Work task
Each line containing the string "content" should be copied out of the entries.

Data to process
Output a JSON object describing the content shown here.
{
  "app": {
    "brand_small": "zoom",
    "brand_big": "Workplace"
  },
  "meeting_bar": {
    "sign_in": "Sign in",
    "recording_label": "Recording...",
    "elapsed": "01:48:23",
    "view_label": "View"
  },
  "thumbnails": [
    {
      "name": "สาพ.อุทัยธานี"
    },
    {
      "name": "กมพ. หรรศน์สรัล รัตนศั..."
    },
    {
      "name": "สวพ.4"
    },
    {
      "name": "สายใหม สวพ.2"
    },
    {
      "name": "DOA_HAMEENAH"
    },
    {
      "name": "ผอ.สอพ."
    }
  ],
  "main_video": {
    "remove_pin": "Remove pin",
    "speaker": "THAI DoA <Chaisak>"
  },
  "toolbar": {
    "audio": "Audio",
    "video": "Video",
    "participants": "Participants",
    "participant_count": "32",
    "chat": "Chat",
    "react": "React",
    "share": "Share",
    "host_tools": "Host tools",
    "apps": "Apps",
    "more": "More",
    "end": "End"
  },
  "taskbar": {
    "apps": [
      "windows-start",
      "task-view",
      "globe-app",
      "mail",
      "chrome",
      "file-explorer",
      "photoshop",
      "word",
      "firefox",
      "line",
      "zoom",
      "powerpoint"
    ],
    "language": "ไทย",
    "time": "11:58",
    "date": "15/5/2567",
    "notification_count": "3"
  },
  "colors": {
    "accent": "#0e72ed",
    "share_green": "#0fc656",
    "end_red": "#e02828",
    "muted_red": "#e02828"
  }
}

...

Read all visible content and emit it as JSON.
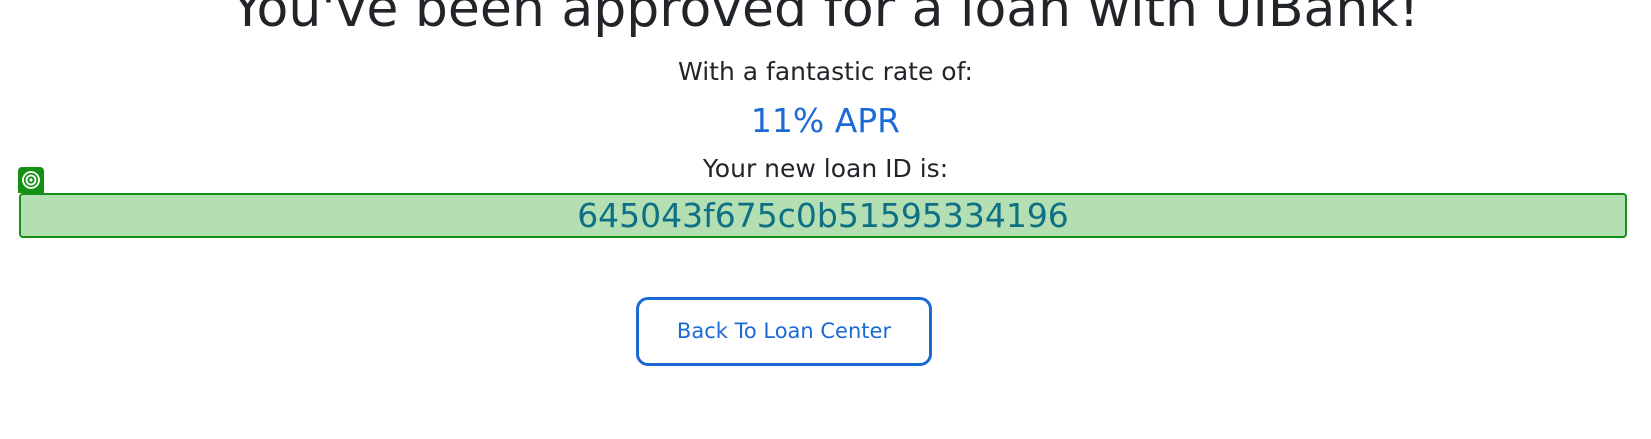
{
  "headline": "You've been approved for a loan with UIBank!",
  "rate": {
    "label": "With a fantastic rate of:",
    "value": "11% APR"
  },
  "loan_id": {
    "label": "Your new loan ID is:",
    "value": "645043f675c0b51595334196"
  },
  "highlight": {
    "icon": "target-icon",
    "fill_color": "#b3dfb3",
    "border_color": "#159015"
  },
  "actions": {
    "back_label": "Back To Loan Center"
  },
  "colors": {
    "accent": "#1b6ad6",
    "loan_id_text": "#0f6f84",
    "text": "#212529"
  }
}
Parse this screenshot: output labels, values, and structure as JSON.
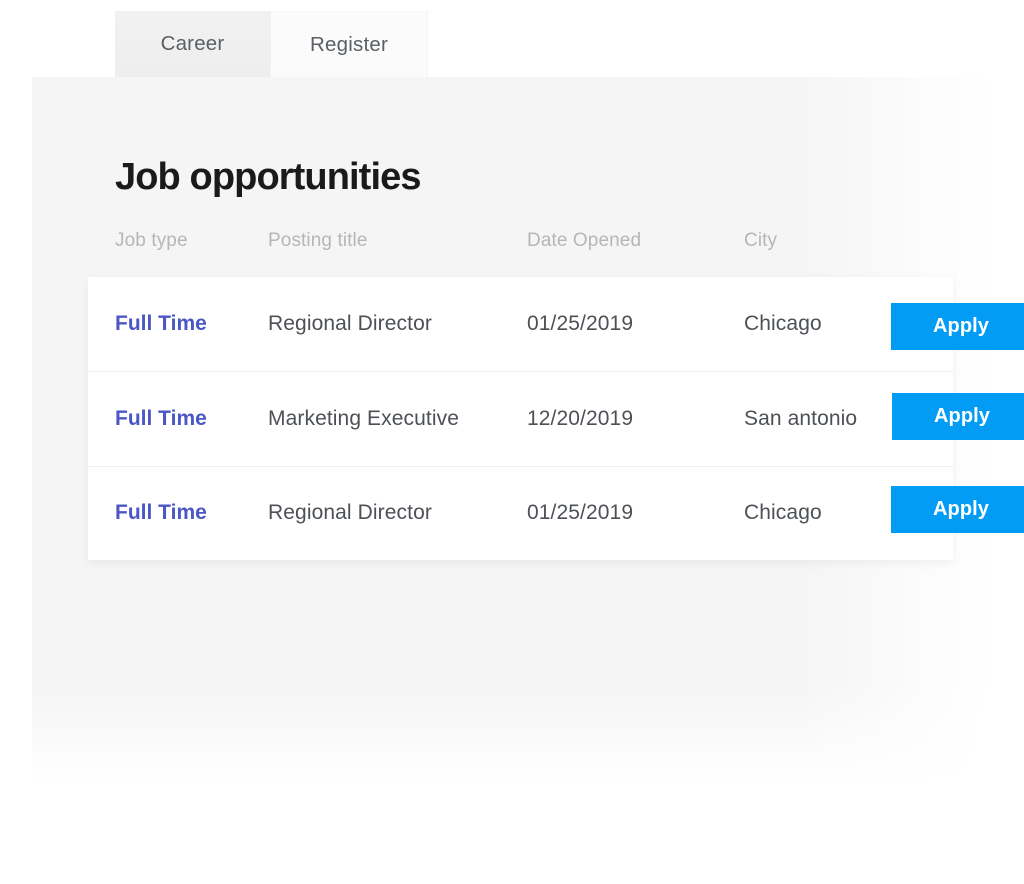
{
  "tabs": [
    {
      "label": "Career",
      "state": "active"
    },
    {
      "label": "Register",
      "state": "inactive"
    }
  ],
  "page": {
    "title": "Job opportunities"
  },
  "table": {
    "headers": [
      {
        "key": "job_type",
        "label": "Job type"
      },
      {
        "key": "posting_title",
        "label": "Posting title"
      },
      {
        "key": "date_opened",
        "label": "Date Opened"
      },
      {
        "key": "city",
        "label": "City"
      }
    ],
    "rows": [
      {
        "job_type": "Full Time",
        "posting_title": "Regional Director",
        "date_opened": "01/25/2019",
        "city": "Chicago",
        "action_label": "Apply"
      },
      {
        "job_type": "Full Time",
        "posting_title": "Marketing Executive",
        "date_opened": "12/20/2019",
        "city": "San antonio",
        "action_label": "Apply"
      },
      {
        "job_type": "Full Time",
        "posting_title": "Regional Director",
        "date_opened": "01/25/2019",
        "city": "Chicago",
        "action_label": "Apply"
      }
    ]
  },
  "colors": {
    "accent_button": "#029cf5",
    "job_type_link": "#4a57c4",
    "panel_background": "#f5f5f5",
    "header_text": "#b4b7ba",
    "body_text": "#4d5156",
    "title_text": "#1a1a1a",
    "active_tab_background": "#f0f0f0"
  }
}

Your solution
Output a JSON object describing the content shown here.
Read all visible content and emit it as JSON.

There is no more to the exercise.